Work to be completed:
Copy every line of the following data that includes the string "speed".

Exercise data:
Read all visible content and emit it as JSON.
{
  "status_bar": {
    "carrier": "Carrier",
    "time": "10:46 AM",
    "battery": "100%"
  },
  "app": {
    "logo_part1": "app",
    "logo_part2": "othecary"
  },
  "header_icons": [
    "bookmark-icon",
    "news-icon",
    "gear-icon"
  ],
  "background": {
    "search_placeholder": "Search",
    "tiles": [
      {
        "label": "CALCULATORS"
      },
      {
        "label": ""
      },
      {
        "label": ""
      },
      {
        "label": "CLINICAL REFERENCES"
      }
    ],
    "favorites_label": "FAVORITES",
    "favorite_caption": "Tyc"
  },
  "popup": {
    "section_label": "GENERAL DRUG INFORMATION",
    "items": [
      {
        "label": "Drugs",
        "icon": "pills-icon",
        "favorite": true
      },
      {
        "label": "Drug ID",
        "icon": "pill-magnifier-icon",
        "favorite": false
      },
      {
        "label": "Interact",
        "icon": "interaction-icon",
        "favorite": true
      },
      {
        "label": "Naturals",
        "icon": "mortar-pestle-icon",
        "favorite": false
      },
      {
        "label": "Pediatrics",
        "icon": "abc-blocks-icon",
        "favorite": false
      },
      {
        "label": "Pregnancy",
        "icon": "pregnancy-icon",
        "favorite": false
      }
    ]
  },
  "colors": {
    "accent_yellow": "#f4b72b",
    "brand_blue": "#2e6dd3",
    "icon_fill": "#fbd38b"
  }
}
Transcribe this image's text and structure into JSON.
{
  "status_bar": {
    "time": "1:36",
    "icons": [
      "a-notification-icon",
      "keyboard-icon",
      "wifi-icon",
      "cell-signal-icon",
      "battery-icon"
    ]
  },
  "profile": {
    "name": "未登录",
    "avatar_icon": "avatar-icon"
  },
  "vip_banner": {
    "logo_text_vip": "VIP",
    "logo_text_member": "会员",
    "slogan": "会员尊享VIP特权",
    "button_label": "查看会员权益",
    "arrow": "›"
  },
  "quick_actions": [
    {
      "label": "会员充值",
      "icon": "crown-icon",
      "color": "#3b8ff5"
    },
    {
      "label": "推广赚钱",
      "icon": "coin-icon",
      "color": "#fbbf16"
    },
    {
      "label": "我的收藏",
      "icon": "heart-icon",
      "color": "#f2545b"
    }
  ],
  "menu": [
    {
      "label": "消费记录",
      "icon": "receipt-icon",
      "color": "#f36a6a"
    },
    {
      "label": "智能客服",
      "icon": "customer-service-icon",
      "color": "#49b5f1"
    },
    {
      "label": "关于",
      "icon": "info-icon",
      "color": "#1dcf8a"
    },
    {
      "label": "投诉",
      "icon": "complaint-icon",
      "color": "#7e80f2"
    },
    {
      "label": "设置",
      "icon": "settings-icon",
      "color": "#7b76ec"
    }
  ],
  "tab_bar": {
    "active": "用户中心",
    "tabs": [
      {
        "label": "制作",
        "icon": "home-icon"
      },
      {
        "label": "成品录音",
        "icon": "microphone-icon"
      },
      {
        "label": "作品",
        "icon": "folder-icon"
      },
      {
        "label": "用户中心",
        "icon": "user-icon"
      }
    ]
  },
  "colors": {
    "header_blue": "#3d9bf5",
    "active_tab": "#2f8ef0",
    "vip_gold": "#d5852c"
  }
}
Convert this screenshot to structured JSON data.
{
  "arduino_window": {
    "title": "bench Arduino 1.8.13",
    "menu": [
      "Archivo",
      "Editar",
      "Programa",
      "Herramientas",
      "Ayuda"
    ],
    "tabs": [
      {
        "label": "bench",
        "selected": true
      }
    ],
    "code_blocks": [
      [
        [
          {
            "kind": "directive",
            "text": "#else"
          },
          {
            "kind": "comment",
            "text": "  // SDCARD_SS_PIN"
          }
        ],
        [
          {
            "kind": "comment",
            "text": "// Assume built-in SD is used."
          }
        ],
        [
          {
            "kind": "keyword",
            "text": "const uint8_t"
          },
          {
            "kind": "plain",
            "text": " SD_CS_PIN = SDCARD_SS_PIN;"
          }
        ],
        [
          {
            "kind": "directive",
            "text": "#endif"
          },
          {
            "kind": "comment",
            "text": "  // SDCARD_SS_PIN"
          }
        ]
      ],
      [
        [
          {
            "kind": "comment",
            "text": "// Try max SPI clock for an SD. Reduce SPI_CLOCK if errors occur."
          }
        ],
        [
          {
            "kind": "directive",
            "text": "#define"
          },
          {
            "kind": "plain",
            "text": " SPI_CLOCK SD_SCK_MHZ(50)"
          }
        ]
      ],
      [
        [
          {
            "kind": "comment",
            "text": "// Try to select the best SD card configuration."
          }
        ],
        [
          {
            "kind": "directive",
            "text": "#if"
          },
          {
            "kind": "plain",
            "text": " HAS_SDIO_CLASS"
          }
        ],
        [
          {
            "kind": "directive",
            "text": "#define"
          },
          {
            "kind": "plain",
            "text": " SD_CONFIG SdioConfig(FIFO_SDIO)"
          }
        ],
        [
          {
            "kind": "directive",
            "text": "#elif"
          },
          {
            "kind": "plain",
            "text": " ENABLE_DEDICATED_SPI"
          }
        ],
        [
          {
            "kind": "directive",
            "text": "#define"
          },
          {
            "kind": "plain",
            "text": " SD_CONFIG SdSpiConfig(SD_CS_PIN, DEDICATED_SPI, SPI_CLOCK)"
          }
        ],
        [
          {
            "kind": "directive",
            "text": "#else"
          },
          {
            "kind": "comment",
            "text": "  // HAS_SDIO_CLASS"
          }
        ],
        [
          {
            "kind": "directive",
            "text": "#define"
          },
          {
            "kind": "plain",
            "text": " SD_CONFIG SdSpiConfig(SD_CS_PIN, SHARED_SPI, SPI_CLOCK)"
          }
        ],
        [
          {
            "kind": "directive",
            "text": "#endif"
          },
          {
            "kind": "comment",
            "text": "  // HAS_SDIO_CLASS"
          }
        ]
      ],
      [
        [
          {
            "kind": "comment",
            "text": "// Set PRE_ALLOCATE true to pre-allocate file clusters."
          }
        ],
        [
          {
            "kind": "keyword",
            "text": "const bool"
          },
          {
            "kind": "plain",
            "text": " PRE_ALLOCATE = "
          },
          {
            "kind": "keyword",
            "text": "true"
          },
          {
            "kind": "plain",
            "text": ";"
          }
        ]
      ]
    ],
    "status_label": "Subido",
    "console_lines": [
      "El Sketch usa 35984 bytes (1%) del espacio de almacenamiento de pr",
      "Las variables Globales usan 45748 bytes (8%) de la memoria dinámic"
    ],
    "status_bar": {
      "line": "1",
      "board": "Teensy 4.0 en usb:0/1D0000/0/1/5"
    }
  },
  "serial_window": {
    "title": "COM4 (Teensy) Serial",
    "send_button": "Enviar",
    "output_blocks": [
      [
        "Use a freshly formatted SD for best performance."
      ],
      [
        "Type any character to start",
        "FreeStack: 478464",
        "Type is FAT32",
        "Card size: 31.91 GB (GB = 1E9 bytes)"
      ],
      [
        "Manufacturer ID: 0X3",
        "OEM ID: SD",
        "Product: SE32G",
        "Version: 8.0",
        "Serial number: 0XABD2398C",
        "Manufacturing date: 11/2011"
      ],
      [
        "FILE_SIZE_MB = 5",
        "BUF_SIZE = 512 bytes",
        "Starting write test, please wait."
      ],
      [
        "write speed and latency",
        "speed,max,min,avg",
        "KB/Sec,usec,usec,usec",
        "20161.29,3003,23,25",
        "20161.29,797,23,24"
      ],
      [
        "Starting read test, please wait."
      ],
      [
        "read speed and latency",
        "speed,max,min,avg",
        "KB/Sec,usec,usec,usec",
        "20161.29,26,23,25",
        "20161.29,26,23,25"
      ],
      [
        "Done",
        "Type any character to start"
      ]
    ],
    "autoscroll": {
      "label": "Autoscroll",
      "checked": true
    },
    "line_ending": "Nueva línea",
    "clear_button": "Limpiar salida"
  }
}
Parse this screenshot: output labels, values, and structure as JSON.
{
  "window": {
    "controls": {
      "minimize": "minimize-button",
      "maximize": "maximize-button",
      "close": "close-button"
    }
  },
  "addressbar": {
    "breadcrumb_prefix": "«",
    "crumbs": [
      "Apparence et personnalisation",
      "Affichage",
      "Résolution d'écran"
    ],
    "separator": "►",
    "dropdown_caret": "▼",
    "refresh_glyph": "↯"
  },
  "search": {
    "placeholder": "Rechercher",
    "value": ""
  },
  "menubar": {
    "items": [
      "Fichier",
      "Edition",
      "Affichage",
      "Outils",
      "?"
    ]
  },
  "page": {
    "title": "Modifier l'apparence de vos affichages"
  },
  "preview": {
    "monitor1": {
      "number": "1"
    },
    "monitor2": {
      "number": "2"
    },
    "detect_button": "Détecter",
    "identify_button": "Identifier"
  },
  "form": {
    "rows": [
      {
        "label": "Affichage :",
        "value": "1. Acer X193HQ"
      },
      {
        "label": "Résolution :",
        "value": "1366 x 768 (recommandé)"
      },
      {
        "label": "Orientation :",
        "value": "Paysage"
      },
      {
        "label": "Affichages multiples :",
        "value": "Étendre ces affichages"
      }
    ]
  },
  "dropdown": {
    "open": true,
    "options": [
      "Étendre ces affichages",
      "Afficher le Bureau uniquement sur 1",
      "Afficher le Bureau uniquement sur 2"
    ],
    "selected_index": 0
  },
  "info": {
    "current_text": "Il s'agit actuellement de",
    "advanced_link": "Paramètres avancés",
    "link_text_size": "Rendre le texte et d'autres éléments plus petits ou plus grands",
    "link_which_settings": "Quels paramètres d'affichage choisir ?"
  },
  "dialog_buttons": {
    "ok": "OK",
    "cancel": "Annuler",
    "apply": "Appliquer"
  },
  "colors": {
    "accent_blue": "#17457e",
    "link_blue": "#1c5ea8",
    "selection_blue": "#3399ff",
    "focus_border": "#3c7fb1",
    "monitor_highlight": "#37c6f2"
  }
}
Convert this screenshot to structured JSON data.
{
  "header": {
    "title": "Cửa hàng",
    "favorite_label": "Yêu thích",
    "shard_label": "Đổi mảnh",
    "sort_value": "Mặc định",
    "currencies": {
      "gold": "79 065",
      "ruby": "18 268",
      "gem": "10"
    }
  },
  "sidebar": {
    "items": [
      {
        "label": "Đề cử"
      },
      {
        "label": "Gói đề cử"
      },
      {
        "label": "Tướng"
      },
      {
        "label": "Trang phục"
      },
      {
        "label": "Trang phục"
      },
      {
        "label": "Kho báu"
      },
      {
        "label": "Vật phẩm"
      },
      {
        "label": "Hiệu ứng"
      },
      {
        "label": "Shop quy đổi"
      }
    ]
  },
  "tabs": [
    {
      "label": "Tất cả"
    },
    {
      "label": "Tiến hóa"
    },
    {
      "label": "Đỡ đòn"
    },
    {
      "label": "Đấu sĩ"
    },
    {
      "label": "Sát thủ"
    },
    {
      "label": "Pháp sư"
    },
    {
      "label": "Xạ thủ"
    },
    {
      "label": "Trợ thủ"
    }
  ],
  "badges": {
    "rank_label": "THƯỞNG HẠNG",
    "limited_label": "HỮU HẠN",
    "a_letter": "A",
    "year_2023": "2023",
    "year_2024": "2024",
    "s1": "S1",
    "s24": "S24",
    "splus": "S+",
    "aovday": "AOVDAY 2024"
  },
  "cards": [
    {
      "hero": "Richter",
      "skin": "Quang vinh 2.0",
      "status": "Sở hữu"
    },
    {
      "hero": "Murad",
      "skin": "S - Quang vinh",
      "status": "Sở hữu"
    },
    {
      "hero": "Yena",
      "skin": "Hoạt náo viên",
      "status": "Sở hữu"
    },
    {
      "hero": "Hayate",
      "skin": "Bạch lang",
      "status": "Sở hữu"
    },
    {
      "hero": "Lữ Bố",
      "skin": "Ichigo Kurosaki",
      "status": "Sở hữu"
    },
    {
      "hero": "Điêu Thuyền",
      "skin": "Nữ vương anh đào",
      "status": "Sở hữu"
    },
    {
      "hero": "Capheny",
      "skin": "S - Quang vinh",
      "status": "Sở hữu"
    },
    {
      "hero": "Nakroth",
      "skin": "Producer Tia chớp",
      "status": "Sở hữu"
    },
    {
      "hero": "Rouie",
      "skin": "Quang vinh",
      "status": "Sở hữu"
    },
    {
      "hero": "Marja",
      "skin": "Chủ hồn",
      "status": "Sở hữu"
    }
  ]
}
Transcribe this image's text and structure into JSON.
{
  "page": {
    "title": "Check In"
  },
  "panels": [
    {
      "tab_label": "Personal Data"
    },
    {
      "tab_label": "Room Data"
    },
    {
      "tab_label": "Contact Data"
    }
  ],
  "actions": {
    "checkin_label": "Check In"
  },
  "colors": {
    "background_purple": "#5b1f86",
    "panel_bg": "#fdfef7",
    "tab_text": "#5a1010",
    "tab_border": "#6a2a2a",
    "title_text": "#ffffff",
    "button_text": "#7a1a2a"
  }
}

Answer below:
        "write speed and latency",
        "speed,max,min,avg",
        "read speed and latency",
        "speed,max,min,avg",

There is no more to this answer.